(Assignment) Your answer must restate the listing below word for word and contain no images.

★ ★ ★ ★

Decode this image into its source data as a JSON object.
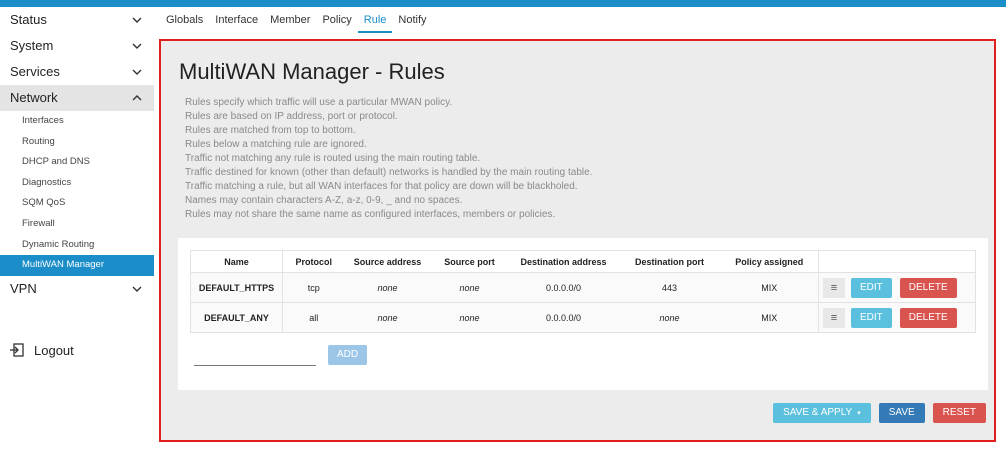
{
  "colors": {
    "accent": "#1b8ec9",
    "highlight_border": "#e01e1e",
    "edit": "#5bc0de",
    "delete": "#d9534f",
    "save": "#337ab7"
  },
  "sidebar": {
    "menus": [
      {
        "label": "Status",
        "icon": "chevron-down-icon"
      },
      {
        "label": "System",
        "icon": "chevron-down-icon"
      },
      {
        "label": "Services",
        "icon": "chevron-down-icon"
      },
      {
        "label": "Network",
        "icon": "chevron-up-icon"
      }
    ],
    "network_items": [
      "Interfaces",
      "Routing",
      "DHCP and DNS",
      "Diagnostics",
      "SQM QoS",
      "Firewall",
      "Dynamic Routing",
      "MultiWAN Manager"
    ],
    "vpn": {
      "label": "VPN",
      "icon": "chevron-down-icon"
    },
    "logout": {
      "label": "Logout",
      "icon": "logout-icon"
    }
  },
  "tabs": [
    "Globals",
    "Interface",
    "Member",
    "Policy",
    "Rule",
    "Notify"
  ],
  "page": {
    "title": "MultiWAN Manager - Rules",
    "description": [
      "Rules specify which traffic will use a particular MWAN policy.",
      "Rules are based on IP address, port or protocol.",
      "Rules are matched from top to bottom.",
      "Rules below a matching rule are ignored.",
      "Traffic not matching any rule is routed using the main routing table.",
      "Traffic destined for known (other than default) networks is handled by the main routing table.",
      "Traffic matching a rule, but all WAN interfaces for that policy are down will be blackholed.",
      "Names may contain characters A-Z, a-z, 0-9, _ and no spaces.",
      "Rules may not share the same name as configured interfaces, members or policies."
    ]
  },
  "table": {
    "headers": [
      "Name",
      "Protocol",
      "Source address",
      "Source port",
      "Destination address",
      "Destination port",
      "Policy assigned"
    ],
    "rows": [
      {
        "name": "DEFAULT_HTTPS",
        "protocol": "tcp",
        "src_addr": "none",
        "src_port": "none",
        "dst_addr": "0.0.0.0/0",
        "dst_port": "443",
        "policy": "MIX"
      },
      {
        "name": "DEFAULT_ANY",
        "protocol": "all",
        "src_addr": "none",
        "src_port": "none",
        "dst_addr": "0.0.0.0/0",
        "dst_port": "none",
        "policy": "MIX"
      }
    ],
    "sort_glyph": "≡",
    "edit_label": "EDIT",
    "delete_label": "DELETE"
  },
  "new_rule": {
    "placeholder": "",
    "add_label": "ADD"
  },
  "footer": {
    "save_apply": "SAVE & APPLY",
    "save": "SAVE",
    "reset": "RESET"
  }
}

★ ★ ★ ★

(Written solution)
Decode this image into its source data as a JSON object.
{
  "colors": {
    "accent": "#1b8ec9",
    "highlight_border": "#e01e1e",
    "edit": "#5bc0de",
    "delete": "#d9534f",
    "save": "#337ab7"
  },
  "sidebar": {
    "menus": [
      {
        "label": "Status",
        "icon": "chevron-down-icon"
      },
      {
        "label": "System",
        "icon": "chevron-down-icon"
      },
      {
        "label": "Services",
        "icon": "chevron-down-icon"
      },
      {
        "label": "Network",
        "icon": "chevron-up-icon"
      }
    ],
    "network_items": [
      "Interfaces",
      "Routing",
      "DHCP and DNS",
      "Diagnostics",
      "SQM QoS",
      "Firewall",
      "Dynamic Routing",
      "MultiWAN Manager"
    ],
    "vpn": {
      "label": "VPN",
      "icon": "chevron-down-icon"
    },
    "logout": {
      "label": "Logout",
      "icon": "logout-icon"
    }
  },
  "tabs": [
    "Globals",
    "Interface",
    "Member",
    "Policy",
    "Rule",
    "Notify"
  ],
  "page": {
    "title": "MultiWAN Manager - Rules",
    "description": [
      "Rules specify which traffic will use a particular MWAN policy.",
      "Rules are based on IP address, port or protocol.",
      "Rules are matched from top to bottom.",
      "Rules below a matching rule are ignored.",
      "Traffic not matching any rule is routed using the main routing table.",
      "Traffic destined for known (other than default) networks is handled by the main routing table.",
      "Traffic matching a rule, but all WAN interfaces for that policy are down will be blackholed.",
      "Names may contain characters A-Z, a-z, 0-9, _ and no spaces.",
      "Rules may not share the same name as configured interfaces, members or policies."
    ]
  },
  "table": {
    "headers": [
      "Name",
      "Protocol",
      "Source address",
      "Source port",
      "Destination address",
      "Destination port",
      "Policy assigned"
    ],
    "rows": [
      {
        "name": "DEFAULT_HTTPS",
        "protocol": "tcp",
        "src_addr": "none",
        "src_port": "none",
        "dst_addr": "0.0.0.0/0",
        "dst_port": "443",
        "policy": "MIX"
      },
      {
        "name": "DEFAULT_ANY",
        "protocol": "all",
        "src_addr": "none",
        "src_port": "none",
        "dst_addr": "0.0.0.0/0",
        "dst_port": "none",
        "policy": "MIX"
      }
    ],
    "sort_glyph": "≡",
    "edit_label": "EDIT",
    "delete_label": "DELETE"
  },
  "new_rule": {
    "placeholder": "",
    "add_label": "ADD"
  },
  "footer": {
    "save_apply": "SAVE & APPLY",
    "save": "SAVE",
    "reset": "RESET"
  }
}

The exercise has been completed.